We then see the L­ORD reach for a lamb. It is struck down and sac­ri­ficed, its coat turned into proper clothes for the man and his wife. Blood was spilled and yet no stain can be seen. The coats are naught but white and pure.

Gone are the works of their own hands, the fig leaves stitched to­gether to hide their shame and naked­ness, and in their place, coats of skins bought and paid for by a blood sac­ri­fice of­fered to and by God from his own hand por­tray­ing a sac­ri­fice to come. And they faintly un­der­stood the sec­ond part of God’s curse upon the ser­pent,

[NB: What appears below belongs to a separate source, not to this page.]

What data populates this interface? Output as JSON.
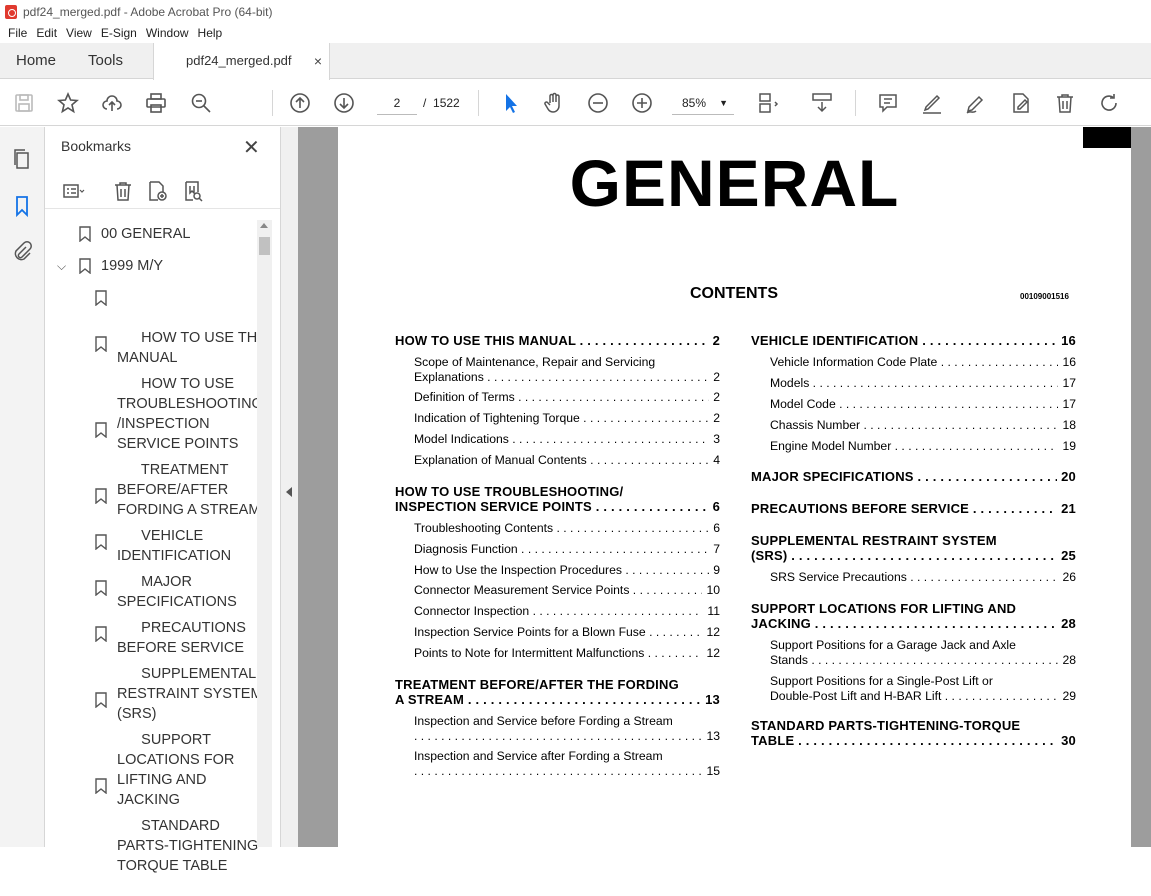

And I will put en­mity be­tween thee and the woman, and be­tween thy seed and her seed; it shall bruise thy head, and thou shalt bruise his heel.

The Lord Jesus Christ appears silhouetted hanging on the cross, the sunset behind him

And there was hope.

Today we cel­e­brate not the death of Jesus of Nazareth, but the res­ur­rec­tion and as­cen­sion into glory of our Lord Jesus Christ, the Lamb of God, which taketh away the sin of the world.

© 2020, Ron Parker